Michael Dunn
Michael Dunn, Chris Smith
Courtney Gardner-Stavros, Lou Diamond, Walt Turner, Mat Planet

 "The Bet" Review 

One of the true joys of reviewing short films is the opportunity to view some ideas that would likely be horrid as a full-length feature but excel within the limited framework of a short film. "The Bet," written and directed by Michael Dunn, is such a film.

One of the creepier and more suspenseful shorts I've had the privilege of viewing, "The Bet" is a starkly lit, quiet little film that enters your mind and refuses to leave largely because of what's NOT said in the film. Based upon a short story Dunn wrote that was inspired by his wife's childhood nightmare, "The Bet" simply follows the fate of a woman (Courtney Gardner-Stavros) who is dragged back and forth between two rooms with a bet going on as to which room she will die in.

The two men who control her fate (played by Lou Diamond and Walt Turner) at first seem to be nothing other than pathetic lowlifes. Yet, as the 19-minute film slowly evolves, one can't help but wonder if there's a bigger picture that remains unrevealed.

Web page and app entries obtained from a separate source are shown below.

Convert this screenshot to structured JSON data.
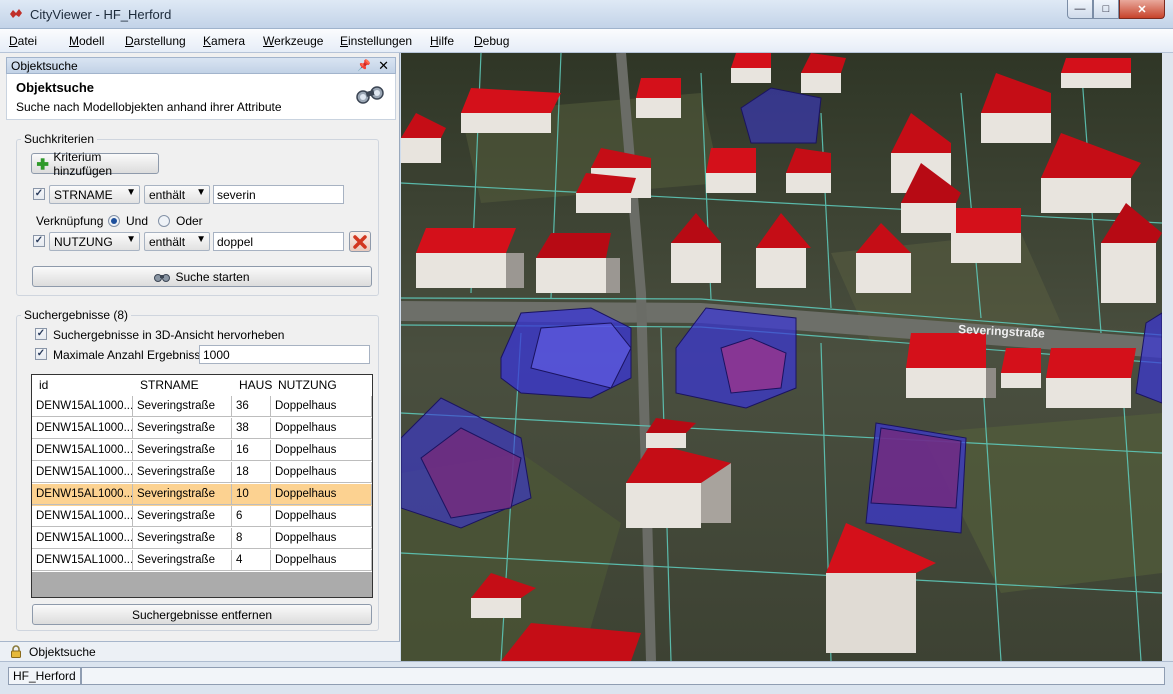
{
  "window": {
    "title": "CityViewer - HF_Herford",
    "minimize_glyph": "—",
    "maximize_glyph": "□",
    "close_glyph": "✕"
  },
  "menu": [
    {
      "u": "D",
      "rest": "atei"
    },
    {
      "u": "M",
      "rest": "odell"
    },
    {
      "u": "D",
      "rest": "arstellung"
    },
    {
      "u": "K",
      "rest": "amera"
    },
    {
      "u": "W",
      "rest": "erkzeuge"
    },
    {
      "u": "E",
      "rest": "instellungen"
    },
    {
      "u": "H",
      "rest": "ilfe"
    },
    {
      "u": "D",
      "rest": "ebug"
    }
  ],
  "panel": {
    "header": "Objektsuche",
    "pin_glyph": "📌",
    "close_glyph": "✕",
    "title": "Objektsuche",
    "subtitle": "Suche nach Modellobjekten anhand ihrer Attribute"
  },
  "criteria": {
    "legend": "Suchkriterien",
    "add_button": "Kriterium hinzufügen",
    "row1": {
      "checked": "✓",
      "field": "STRNAME",
      "operator": "enthält",
      "value": "severin"
    },
    "link_label": "Verknüpfung",
    "link_and": "Und",
    "link_or": "Oder",
    "row2": {
      "checked": "✓",
      "field": "NUTZUNG",
      "operator": "enthält",
      "value": "doppel"
    },
    "dropdown_arrow": "▼",
    "start_button": "Suche starten"
  },
  "results": {
    "legend": "Suchergebnisse (8)",
    "highlight_label": "Suchergebnisse in 3D-Ansicht hervorheben",
    "highlight_checked": "✓",
    "max_label": "Maximale Anzahl Ergebnisse",
    "max_checked": "✓",
    "max_value": "1000",
    "columns": [
      "id",
      "STRNAME",
      "HAUS",
      "NUTZUNG"
    ],
    "rows": [
      [
        "DENW15AL1000...",
        "Severingstraße",
        "36",
        "Doppelhaus"
      ],
      [
        "DENW15AL1000...",
        "Severingstraße",
        "38",
        "Doppelhaus"
      ],
      [
        "DENW15AL1000...",
        "Severingstraße",
        "16",
        "Doppelhaus"
      ],
      [
        "DENW15AL1000...",
        "Severingstraße",
        "18",
        "Doppelhaus"
      ],
      [
        "DENW15AL1000...",
        "Severingstraße",
        "10",
        "Doppelhaus"
      ],
      [
        "DENW15AL1000...",
        "Severingstraße",
        "6",
        "Doppelhaus"
      ],
      [
        "DENW15AL1000...",
        "Severingstraße",
        "8",
        "Doppelhaus"
      ],
      [
        "DENW15AL1000...",
        "Severingstraße",
        "4",
        "Doppelhaus"
      ]
    ],
    "selected_index": 4,
    "clear_button": "Suchergebnisse entfernen"
  },
  "dock_tab": "Objektsuche",
  "view": {
    "street_label": "Severingstraße",
    "roof_color": "#d4101a",
    "highlight_color": "#3a36d8"
  },
  "status": {
    "model": "HF_Herford"
  }
}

The performances excel across the board, and Kurt Rauf's cinematography perfectly captures the almost mystical darkness of the situation unfolding. The film's final scene, while will remain undescribed here, is one of the most subtle yet hauntingly powerful endings I've witnessed in a short film. Even in this moment, I see the closing moments unfolding before my eyes.